● **WHAT NEEDS TO BE DONE**:
Output all records exactly, with no images.
╭─ INFORMATION PROVIDED
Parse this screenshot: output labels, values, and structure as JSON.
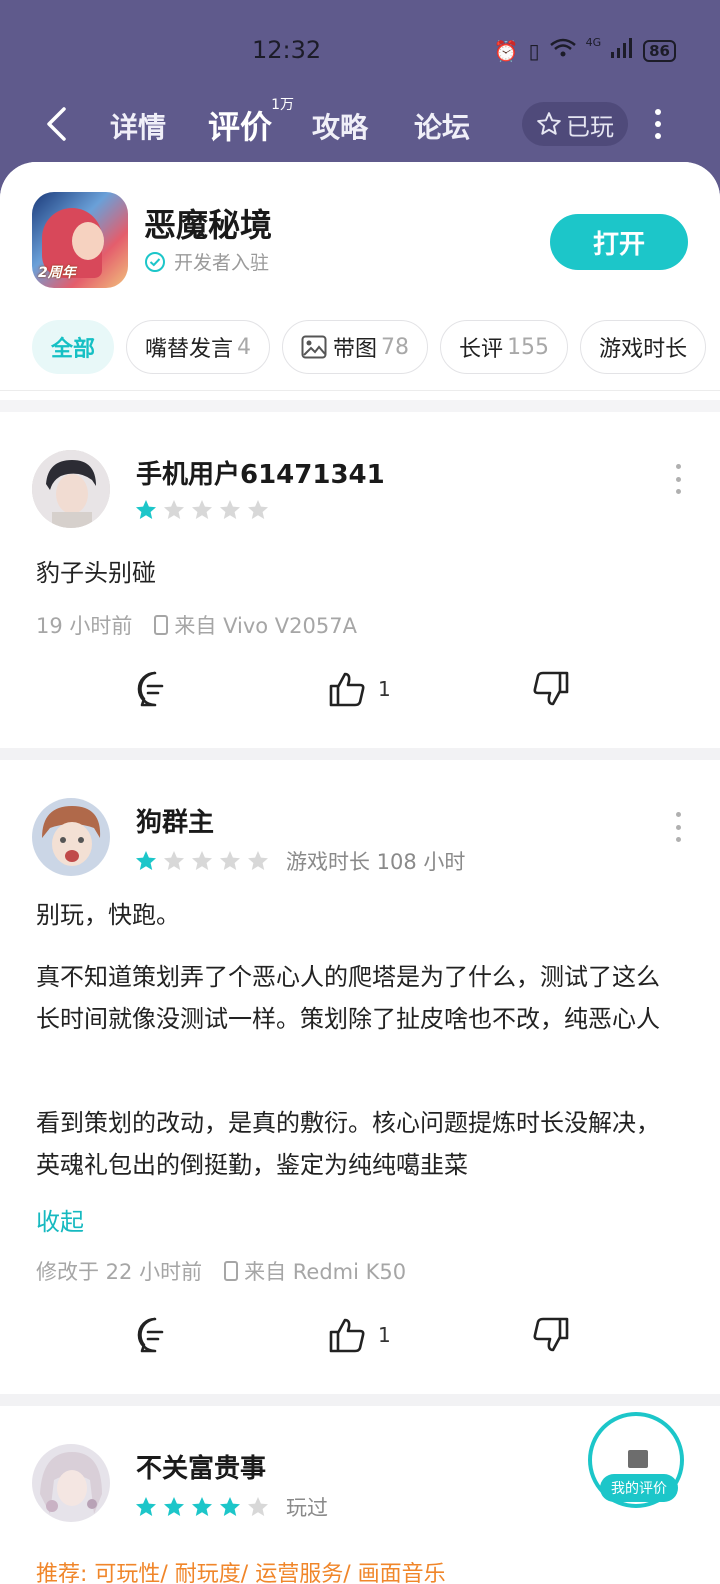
{
  "status_bar": {
    "time": "12:32",
    "network": "4G",
    "battery": "86"
  },
  "nav": {
    "tabs": [
      {
        "label": "详情"
      },
      {
        "label": "评价",
        "badge": "1万"
      },
      {
        "label": "攻略"
      },
      {
        "label": "论坛"
      }
    ],
    "played_label": "已玩"
  },
  "app": {
    "name": "恶魔秘境",
    "verified_text": "开发者入驻",
    "open_label": "打开",
    "icon_text": "2周年"
  },
  "filters": [
    {
      "label": "全部",
      "count": ""
    },
    {
      "label": "嘴替发言",
      "count": "4"
    },
    {
      "label": "带图",
      "count": "78"
    },
    {
      "label": "长评",
      "count": "155"
    },
    {
      "label": "游戏时长",
      "count": ""
    }
  ],
  "reviews": [
    {
      "username": "手机用户61471341",
      "rating": 1,
      "play_time": "",
      "paragraphs": [
        "豹子头别碰"
      ],
      "time": "19 小时前",
      "device": "来自 Vivo V2057A",
      "likes": "1"
    },
    {
      "username": "狗群主",
      "rating": 1,
      "play_time": "游戏时长 108 小时",
      "paragraphs": [
        "别玩，快跑。",
        "真不知道策划弄了个恶心人的爬塔是为了什么，测试了这么长时间就像没测试一样。策划除了扯皮啥也不改，纯恶心人",
        "看到策划的改动，是真的敷衍。核心问题提炼时长没解决，英魂礼包出的倒挺勤，鉴定为纯纯噶韭菜"
      ],
      "collapse_label": "收起",
      "time": "修改于 22 小时前",
      "device": "来自 Redmi K50",
      "likes": "1"
    },
    {
      "username": "不关富贵事",
      "rating": 4,
      "play_time": "玩过",
      "recommend": "推荐: 可玩性/ 耐玩度/ 运营服务/ 画面音乐"
    }
  ],
  "fab": {
    "label": "我的评价"
  },
  "colors": {
    "brand": "#1cc6c9",
    "header_bg": "#5f5a8c",
    "star_on": "#1cc6c9",
    "star_off": "#d8d8d8"
  }
}
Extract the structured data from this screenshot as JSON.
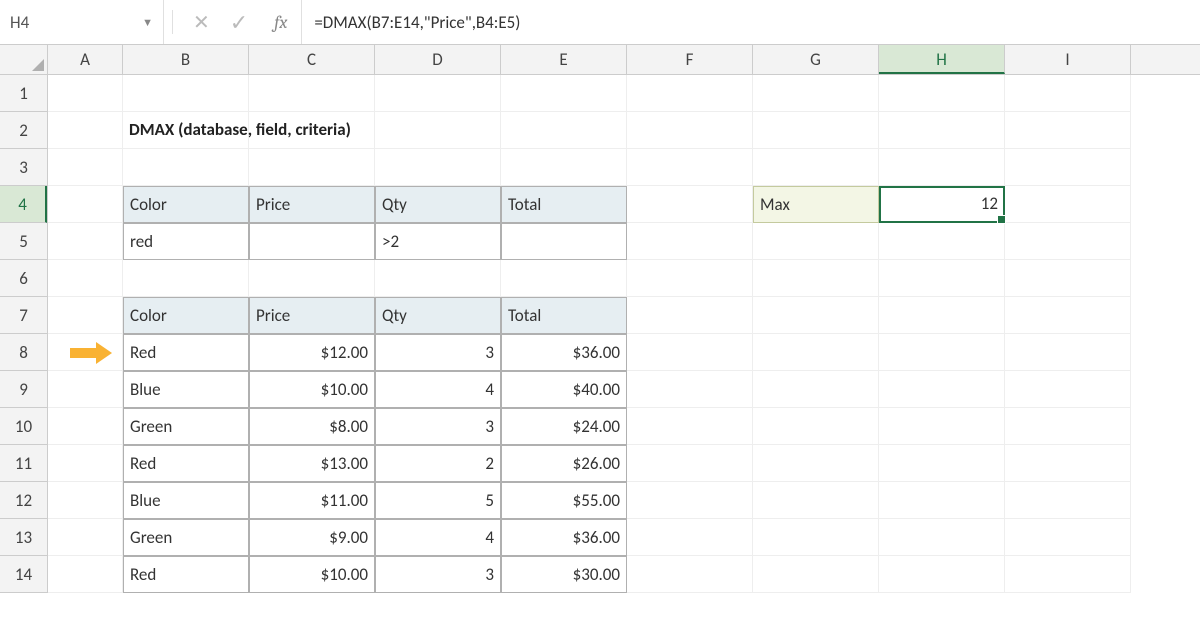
{
  "name_box": "H4",
  "formula": "=DMAX(B7:E14,\"Price\",B4:E5)",
  "fx_label": "fx",
  "columns": [
    "A",
    "B",
    "C",
    "D",
    "E",
    "F",
    "G",
    "H",
    "I"
  ],
  "rows": [
    "1",
    "2",
    "3",
    "4",
    "5",
    "6",
    "7",
    "8",
    "9",
    "10",
    "11",
    "12",
    "13",
    "14"
  ],
  "active_col": "H",
  "active_row": "4",
  "title": "DMAX (database, field, criteria)",
  "criteria_headers": [
    "Color",
    "Price",
    "Qty",
    "Total"
  ],
  "criteria_values": [
    "red",
    "",
    ">2",
    ""
  ],
  "db_headers": [
    "Color",
    "Price",
    "Qty",
    "Total"
  ],
  "db_rows": [
    {
      "color": "Red",
      "price": "$12.00",
      "qty": "3",
      "total": "$36.00",
      "pointer": true
    },
    {
      "color": "Blue",
      "price": "$10.00",
      "qty": "4",
      "total": "$40.00"
    },
    {
      "color": "Green",
      "price": "$8.00",
      "qty": "3",
      "total": "$24.00"
    },
    {
      "color": "Red",
      "price": "$13.00",
      "qty": "2",
      "total": "$26.00"
    },
    {
      "color": "Blue",
      "price": "$11.00",
      "qty": "5",
      "total": "$55.00"
    },
    {
      "color": "Green",
      "price": "$9.00",
      "qty": "4",
      "total": "$36.00"
    },
    {
      "color": "Red",
      "price": "$10.00",
      "qty": "3",
      "total": "$30.00"
    }
  ],
  "result": {
    "label": "Max",
    "value": "12"
  }
}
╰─
● **ANSWER SPACE**:
Parse this screenshot: output labels, values, and structure as JSON.
{
  "status_bar": {
    "time": "12:32",
    "network": "4G",
    "battery": "86"
  },
  "nav": {
    "tabs": [
      {
        "label": "详情"
      },
      {
        "label": "评价",
        "badge": "1万"
      },
      {
        "label": "攻略"
      },
      {
        "label": "论坛"
      }
    ],
    "played_label": "已玩"
  },
  "app": {
    "name": "恶魔秘境",
    "verified_text": "开发者入驻",
    "open_label": "打开",
    "icon_text": "2周年"
  },
  "filters": [
    {
      "label": "全部",
      "count": ""
    },
    {
      "label": "嘴替发言",
      "count": "4"
    },
    {
      "label": "带图",
      "count": "78"
    },
    {
      "label": "长评",
      "count": "155"
    },
    {
      "label": "游戏时长",
      "count": ""
    }
  ],
  "reviews": [
    {
      "username": "手机用户61471341",
      "rating": 1,
      "play_time": "",
      "paragraphs": [
        "豹子头别碰"
      ],
      "time": "19 小时前",
      "device": "来自 Vivo V2057A",
      "likes": "1"
    },
    {
      "username": "狗群主",
      "rating": 1,
      "play_time": "游戏时长 108 小时",
      "paragraphs": [
        "别玩，快跑。",
        "真不知道策划弄了个恶心人的爬塔是为了什么，测试了这么长时间就像没测试一样。策划除了扯皮啥也不改，纯恶心人",
        "看到策划的改动，是真的敷衍。核心问题提炼时长没解决，英魂礼包出的倒挺勤，鉴定为纯纯噶韭菜"
      ],
      "collapse_label": "收起",
      "time": "修改于 22 小时前",
      "device": "来自 Redmi K50",
      "likes": "1"
    },
    {
      "username": "不关富贵事",
      "rating": 4,
      "play_time": "玩过",
      "recommend": "推荐: 可玩性/ 耐玩度/ 运营服务/ 画面音乐"
    }
  ],
  "fab": {
    "label": "我的评价"
  },
  "colors": {
    "brand": "#1cc6c9",
    "header_bg": "#5f5a8c",
    "star_on": "#1cc6c9",
    "star_off": "#d8d8d8"
  }
}
Extract the structured data from this screenshot as JSON.
{
  "name_box": "H4",
  "formula": "=DMAX(B7:E14,\"Price\",B4:E5)",
  "fx_label": "fx",
  "columns": [
    "A",
    "B",
    "C",
    "D",
    "E",
    "F",
    "G",
    "H",
    "I"
  ],
  "rows": [
    "1",
    "2",
    "3",
    "4",
    "5",
    "6",
    "7",
    "8",
    "9",
    "10",
    "11",
    "12",
    "13",
    "14"
  ],
  "active_col": "H",
  "active_row": "4",
  "title": "DMAX (database, field, criteria)",
  "criteria_headers": [
    "Color",
    "Price",
    "Qty",
    "Total"
  ],
  "criteria_values": [
    "red",
    "",
    ">2",
    ""
  ],
  "db_headers": [
    "Color",
    "Price",
    "Qty",
    "Total"
  ],
  "db_rows": [
    {
      "color": "Red",
      "price": "$12.00",
      "qty": "3",
      "total": "$36.00",
      "pointer": true
    },
    {
      "color": "Blue",
      "price": "$10.00",
      "qty": "4",
      "total": "$40.00"
    },
    {
      "color": "Green",
      "price": "$8.00",
      "qty": "3",
      "total": "$24.00"
    },
    {
      "color": "Red",
      "price": "$13.00",
      "qty": "2",
      "total": "$26.00"
    },
    {
      "color": "Blue",
      "price": "$11.00",
      "qty": "5",
      "total": "$55.00"
    },
    {
      "color": "Green",
      "price": "$9.00",
      "qty": "4",
      "total": "$36.00"
    },
    {
      "color": "Red",
      "price": "$10.00",
      "qty": "3",
      "total": "$30.00"
    }
  ],
  "result": {
    "label": "Max",
    "value": "12"
  }
}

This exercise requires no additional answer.